The question can’t have surprised her. Who wouldn’t ask the winner of eight RHS gold medals, including Best in Shows at both Chelsea and Hampton Court, what her own garden is like? Her answer threw me, however: “I don’t have one,” said Sarah Eberle.
Eberle, who is designing a garden for Viking Cruises at this year’sChelsea Flower Show, went on to explain, “I’m a country girl, married to a farmer, living on a farm. I have a landscape.”
Landscapes are her passion. She remembers being intrigued by her surroundings from an early age. “I noticed every detail: the shape of a hill, rock formations, the play of light through hedges in the Devon countryside where I grew up.”
Architecture fascinated her, too. “The way that landscapes and architecture interact excited me even then. If I hadn’t become a landscape designer, I’d probably have been an architect.”
- The Mekong river cruise guide
Her show garden for Viking Cruises is inspired by the Mekong. Eberle had never been there so Viking arranged for her and her daughter Lucy to take a cruise on the river. “It was the fulfilment of a lifelong ambition, and we scampered about like excited children. Smaller boats took us closer to local life, so I could see how the people use their landscape to live by.
Her garden design reflects the floating gardens found along the riverbank as the Mekong wends its way through Cambodia taking its cues from the silk-weaving work and fishing undertaken by the communities along the route.
There were also visits to temples and food markets.
Relaxing on the sun deck afforded Eberle opportunities to gain inspiration from the river and the landscapes through which the Mekong flows. The garden, which will be the fourth for Viking at the Chelsea Flower Show, will reflect her experience and give the show’s visitors a taste of life along the river.

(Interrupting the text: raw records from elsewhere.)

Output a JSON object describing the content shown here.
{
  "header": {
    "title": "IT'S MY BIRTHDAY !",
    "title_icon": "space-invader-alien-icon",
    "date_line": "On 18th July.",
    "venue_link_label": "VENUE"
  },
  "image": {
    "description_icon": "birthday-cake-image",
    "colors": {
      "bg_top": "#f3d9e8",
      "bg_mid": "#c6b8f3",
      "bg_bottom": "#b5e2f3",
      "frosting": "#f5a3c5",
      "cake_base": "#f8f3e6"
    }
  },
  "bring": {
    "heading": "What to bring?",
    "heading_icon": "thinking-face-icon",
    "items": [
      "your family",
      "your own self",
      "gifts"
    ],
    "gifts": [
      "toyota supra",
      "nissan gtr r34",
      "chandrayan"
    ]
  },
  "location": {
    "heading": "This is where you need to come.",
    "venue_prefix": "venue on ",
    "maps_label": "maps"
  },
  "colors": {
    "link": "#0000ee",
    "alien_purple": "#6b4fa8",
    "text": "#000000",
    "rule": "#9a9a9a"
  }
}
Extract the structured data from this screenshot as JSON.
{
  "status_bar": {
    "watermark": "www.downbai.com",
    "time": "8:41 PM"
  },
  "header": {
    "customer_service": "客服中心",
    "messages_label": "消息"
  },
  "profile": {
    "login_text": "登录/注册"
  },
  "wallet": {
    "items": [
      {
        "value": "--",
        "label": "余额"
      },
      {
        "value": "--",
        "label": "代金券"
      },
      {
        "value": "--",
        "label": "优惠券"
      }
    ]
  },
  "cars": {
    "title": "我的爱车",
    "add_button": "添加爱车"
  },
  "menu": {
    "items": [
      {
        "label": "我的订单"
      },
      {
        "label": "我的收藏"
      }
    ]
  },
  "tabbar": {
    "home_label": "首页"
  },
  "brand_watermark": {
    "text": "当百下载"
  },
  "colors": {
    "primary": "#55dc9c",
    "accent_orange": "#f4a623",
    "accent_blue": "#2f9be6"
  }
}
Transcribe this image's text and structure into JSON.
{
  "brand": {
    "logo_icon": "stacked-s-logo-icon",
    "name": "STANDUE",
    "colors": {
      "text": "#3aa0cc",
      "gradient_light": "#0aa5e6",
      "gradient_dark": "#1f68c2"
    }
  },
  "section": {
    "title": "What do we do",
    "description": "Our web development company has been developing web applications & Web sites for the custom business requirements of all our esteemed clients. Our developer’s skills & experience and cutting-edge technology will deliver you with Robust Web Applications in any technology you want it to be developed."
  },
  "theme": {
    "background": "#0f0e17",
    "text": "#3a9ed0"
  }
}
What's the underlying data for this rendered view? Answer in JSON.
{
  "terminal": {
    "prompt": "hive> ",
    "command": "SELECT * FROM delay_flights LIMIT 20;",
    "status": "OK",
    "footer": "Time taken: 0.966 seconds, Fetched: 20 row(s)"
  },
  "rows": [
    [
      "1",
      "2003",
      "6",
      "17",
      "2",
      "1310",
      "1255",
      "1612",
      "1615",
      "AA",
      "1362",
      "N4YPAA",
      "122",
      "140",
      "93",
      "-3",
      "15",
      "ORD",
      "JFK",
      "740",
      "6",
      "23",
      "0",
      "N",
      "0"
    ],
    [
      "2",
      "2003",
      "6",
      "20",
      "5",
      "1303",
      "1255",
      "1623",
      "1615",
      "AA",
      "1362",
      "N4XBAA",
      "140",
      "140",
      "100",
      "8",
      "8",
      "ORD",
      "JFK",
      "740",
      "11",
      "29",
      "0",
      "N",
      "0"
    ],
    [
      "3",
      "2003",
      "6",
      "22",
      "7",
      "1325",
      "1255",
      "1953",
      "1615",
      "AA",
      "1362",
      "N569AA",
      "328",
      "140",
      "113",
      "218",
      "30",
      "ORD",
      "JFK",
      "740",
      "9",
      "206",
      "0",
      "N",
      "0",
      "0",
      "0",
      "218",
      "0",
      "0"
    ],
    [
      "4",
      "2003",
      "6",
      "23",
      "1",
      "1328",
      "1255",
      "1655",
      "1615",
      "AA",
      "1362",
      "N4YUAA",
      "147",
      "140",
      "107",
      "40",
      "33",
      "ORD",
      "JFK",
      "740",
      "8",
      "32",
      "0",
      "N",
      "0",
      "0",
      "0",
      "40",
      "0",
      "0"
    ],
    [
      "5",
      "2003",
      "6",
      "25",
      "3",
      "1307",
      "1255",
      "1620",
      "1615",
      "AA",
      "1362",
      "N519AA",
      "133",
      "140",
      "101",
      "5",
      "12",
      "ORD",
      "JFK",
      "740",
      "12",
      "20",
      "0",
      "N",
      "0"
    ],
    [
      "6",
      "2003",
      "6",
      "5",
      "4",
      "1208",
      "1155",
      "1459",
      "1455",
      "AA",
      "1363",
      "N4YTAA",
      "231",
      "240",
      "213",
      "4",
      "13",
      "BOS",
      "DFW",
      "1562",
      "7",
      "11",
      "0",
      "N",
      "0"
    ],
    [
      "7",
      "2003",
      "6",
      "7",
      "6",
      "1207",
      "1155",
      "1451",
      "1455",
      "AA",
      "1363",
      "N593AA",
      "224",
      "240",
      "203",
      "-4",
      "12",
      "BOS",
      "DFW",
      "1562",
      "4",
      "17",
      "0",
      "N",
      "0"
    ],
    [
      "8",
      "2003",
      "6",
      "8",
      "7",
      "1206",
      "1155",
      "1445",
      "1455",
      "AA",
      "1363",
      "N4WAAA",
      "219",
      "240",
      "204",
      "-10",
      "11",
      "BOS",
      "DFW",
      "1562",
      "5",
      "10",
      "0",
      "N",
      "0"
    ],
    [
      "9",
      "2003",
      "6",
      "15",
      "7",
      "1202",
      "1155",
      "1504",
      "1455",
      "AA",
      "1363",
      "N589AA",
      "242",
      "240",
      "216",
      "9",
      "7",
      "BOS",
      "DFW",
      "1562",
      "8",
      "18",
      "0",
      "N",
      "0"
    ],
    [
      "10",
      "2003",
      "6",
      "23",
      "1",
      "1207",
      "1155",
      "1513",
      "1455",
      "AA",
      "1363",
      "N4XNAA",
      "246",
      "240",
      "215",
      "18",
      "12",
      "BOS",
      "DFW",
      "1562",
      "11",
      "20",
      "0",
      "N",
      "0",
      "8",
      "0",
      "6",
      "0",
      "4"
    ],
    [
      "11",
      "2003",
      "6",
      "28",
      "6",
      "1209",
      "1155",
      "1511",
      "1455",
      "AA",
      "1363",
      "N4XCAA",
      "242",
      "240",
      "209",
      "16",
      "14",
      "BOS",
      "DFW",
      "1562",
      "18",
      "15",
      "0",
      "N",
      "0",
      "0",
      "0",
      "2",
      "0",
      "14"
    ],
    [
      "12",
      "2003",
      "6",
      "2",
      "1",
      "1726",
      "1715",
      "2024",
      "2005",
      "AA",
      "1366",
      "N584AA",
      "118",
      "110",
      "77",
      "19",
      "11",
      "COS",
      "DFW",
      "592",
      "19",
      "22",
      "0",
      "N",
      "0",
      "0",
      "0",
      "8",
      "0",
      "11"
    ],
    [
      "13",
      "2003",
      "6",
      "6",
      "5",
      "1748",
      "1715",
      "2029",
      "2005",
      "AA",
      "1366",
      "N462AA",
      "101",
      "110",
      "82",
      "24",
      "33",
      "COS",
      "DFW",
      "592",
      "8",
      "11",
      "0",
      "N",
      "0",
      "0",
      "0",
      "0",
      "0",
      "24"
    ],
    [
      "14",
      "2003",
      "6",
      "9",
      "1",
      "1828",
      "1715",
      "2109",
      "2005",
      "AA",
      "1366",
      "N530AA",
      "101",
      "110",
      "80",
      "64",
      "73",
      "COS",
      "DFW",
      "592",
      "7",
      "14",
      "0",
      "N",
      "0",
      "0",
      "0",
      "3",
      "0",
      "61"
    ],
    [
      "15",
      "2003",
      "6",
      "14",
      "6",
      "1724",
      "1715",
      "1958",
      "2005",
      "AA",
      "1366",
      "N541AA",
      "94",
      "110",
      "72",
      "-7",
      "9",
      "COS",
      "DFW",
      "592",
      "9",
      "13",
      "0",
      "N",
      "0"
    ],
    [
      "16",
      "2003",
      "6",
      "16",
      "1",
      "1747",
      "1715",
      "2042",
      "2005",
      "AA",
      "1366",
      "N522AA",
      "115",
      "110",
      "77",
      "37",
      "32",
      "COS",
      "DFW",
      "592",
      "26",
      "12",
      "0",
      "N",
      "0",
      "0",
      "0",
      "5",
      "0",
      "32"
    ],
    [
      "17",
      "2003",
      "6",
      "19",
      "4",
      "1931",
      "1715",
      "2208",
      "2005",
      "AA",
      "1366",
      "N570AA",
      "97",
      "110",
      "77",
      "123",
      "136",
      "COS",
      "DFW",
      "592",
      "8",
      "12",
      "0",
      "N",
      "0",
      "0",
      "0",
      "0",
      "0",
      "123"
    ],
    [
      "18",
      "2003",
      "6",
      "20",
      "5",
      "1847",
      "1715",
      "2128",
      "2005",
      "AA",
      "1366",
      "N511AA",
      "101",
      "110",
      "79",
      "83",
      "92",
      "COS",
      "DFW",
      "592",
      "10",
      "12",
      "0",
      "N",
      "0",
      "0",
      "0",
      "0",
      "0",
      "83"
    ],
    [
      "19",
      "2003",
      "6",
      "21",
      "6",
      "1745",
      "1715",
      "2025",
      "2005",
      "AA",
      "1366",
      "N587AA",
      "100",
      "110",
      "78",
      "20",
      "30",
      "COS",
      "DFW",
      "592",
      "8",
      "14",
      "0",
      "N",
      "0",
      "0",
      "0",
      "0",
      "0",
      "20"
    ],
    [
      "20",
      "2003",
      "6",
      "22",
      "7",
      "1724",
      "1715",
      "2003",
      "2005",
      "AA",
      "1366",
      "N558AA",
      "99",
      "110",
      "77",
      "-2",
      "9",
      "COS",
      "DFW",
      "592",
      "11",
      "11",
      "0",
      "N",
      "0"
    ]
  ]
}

Green fingers don’t run in the family. After leaving school Eberle went on to qualify as a landscape architect. She is a member of the Landscape Institute, the Society of Garden Designers and the Chartered Institute of Horticulture, and has an honorary doctorate in design from the University of Greenwich. This, she admits, is the award of which she is most proud.
- Mekong: Exploring Cambodia and Vietnam from the water
Today she runs her own practice and tackles projects ranging from private gardens, large or small, to international projects on a grand scale. In 2007 a large private garden that she designed in the New Forest won two BALI (British Association of Landscape Industries) awards: the Principal Award for Category and the BALI Grand Award for Best Overall Scheme. It was the first private garden to win the latter for a decade.
Eberle’s other current projects include designing a large private garden in Sicily, where she is also part of a committee setting up a new garden show in 2017 in Radicepura near Giarre, on the island’s east coast. “These days I choose projects on a want-to-do basis,” she says.
“I’m looking for commissions that I will learn from, that aren’t repetitive and which challenge me and engage my skills,” she explains. Those skills include visualisation, an appreciation of the spatial hierarchy within a setting, and creating designs on a scale that is comfortable for humans.
“I aim to produce a ‘hunter refuge’ – a place where people seek to be, because it feels safe and right.”
She explains further: “Think of walking into a public space, and the bench there that you instinctively choose to sit on. That’s the hunter refuge instinct at work. You also have to pay attention to ‘the void’. That’s what’s left behind when all the solid features are put in place; the space that they don’t fill.”
In her own words, Eberle manipulates landscapes.
- Laos: The magic of the Mekong
Among those in the industry she has been described as a “leading international fusionist”. “I’m known as ‘not a stylist’ – in that no one would necessarily recognise one of my gardens as being one of mine.
“I do traditional and I do contemporary. Each design is tailored to the site. Landscape design is all about where it is, the genius loci – the spirit or character of a place.”
She knows what it takes to succeed at Chelsea. “If you haven’t engaged passers-by as they walk past, then you’ve failed. The more you look at a garden, the more you should see. It has to offer instant and continuing engagement.”
Just as the Mekong does.